__WHAT YOU WILL DO__: In the material below, find each line with the string "this" and copy it.

══════════════════════════════

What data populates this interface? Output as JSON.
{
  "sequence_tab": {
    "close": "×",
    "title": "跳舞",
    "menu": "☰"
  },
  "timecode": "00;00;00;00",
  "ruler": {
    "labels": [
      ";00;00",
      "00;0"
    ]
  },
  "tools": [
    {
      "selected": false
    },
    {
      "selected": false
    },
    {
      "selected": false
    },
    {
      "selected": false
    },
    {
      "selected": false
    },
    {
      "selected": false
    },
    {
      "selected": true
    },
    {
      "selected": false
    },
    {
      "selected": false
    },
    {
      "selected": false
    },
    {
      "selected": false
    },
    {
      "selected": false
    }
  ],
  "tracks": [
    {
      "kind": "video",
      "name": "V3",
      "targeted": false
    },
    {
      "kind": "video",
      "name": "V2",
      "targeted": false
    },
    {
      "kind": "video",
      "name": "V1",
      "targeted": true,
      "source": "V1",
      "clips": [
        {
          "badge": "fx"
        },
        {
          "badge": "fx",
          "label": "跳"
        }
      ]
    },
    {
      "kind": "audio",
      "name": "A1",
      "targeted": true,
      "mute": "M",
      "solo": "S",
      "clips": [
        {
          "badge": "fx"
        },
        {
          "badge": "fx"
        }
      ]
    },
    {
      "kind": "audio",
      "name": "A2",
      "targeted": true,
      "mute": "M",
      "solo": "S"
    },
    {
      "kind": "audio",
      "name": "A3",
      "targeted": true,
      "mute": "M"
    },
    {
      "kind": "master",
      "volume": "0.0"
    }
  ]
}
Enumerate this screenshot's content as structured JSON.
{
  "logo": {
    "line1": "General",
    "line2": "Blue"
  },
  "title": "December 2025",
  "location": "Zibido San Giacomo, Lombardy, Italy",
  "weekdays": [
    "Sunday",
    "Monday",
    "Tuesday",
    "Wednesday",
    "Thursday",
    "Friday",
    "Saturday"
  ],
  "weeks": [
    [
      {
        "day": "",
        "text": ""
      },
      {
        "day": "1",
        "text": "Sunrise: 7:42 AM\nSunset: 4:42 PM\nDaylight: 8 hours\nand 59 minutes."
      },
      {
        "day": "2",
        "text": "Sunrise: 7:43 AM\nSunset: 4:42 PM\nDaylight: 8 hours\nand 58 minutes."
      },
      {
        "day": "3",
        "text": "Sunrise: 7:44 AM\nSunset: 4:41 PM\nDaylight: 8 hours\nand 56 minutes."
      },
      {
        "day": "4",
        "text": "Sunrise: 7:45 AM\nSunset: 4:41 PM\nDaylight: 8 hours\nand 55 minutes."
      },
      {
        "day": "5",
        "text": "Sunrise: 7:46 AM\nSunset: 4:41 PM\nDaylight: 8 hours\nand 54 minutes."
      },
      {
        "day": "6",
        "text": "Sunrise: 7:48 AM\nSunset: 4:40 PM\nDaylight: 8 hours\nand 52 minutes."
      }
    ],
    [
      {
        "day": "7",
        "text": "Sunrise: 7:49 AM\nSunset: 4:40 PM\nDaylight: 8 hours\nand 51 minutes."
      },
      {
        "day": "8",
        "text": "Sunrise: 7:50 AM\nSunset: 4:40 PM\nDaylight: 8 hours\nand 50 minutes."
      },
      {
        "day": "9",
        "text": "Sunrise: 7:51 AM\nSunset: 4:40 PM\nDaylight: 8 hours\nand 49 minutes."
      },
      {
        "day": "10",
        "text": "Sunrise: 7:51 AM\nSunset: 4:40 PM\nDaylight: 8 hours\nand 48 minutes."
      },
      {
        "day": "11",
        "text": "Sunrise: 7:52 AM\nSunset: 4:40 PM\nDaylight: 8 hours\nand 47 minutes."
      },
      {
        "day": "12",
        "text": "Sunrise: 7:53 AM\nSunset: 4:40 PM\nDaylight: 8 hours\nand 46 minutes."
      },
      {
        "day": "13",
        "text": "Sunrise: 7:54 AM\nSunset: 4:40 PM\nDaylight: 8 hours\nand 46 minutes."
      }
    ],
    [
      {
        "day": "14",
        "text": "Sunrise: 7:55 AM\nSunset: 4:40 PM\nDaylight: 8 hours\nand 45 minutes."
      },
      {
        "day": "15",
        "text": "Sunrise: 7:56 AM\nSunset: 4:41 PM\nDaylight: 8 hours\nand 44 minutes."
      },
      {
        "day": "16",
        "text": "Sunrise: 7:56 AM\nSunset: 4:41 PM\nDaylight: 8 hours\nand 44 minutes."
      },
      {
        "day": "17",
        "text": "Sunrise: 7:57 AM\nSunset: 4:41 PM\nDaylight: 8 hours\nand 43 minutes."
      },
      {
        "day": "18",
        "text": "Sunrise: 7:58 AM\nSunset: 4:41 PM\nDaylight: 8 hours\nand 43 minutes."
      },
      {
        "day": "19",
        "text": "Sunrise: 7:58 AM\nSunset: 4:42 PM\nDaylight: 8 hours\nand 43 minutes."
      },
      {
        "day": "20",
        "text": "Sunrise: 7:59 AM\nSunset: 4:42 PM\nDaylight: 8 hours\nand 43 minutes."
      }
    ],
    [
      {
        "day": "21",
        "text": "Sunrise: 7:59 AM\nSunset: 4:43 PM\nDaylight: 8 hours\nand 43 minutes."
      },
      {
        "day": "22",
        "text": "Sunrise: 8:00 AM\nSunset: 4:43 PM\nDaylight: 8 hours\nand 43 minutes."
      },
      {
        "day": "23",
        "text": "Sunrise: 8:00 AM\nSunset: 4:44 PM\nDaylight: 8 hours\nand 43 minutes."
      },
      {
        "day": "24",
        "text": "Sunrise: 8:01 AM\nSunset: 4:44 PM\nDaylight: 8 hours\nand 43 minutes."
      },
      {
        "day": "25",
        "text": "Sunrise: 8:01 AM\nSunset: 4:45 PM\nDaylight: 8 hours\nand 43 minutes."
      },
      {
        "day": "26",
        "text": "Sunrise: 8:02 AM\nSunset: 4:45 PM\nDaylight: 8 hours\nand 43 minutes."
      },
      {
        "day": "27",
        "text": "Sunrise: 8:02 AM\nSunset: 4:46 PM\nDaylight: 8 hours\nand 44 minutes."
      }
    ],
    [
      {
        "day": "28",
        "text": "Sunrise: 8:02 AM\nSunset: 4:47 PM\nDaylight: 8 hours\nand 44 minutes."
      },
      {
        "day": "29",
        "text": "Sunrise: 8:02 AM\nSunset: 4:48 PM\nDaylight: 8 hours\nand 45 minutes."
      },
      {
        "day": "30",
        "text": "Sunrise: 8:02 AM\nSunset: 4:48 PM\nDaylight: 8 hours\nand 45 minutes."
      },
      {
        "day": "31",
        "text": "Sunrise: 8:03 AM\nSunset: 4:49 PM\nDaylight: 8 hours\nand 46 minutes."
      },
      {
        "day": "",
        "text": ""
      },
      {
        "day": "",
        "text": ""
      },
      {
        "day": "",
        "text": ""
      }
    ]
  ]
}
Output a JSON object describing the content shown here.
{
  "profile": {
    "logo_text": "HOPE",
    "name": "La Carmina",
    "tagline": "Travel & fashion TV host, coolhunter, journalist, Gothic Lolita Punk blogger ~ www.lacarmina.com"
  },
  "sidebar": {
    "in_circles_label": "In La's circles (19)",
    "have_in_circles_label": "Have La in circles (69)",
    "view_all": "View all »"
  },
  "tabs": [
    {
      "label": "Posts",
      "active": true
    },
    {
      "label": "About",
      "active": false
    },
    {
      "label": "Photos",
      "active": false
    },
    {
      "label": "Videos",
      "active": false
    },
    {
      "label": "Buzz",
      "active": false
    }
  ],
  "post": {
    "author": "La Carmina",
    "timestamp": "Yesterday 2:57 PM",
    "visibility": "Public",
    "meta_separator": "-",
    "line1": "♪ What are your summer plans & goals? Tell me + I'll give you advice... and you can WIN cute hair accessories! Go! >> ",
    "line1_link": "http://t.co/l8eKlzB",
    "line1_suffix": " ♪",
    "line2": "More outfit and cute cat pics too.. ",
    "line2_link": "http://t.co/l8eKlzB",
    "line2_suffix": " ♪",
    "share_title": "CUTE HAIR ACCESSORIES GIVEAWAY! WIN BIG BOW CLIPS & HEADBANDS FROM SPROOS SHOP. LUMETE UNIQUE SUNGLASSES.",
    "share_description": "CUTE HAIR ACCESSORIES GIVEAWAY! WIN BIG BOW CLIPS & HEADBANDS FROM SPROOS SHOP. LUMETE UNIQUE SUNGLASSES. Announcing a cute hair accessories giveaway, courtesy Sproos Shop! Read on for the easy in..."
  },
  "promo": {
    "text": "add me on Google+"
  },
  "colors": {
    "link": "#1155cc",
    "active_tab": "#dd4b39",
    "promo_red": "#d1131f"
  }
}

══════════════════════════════

__ANSWER BELOW__:
What data populates this interface? Output as JSON.
Enumerate this screenshot's content as structured JSON.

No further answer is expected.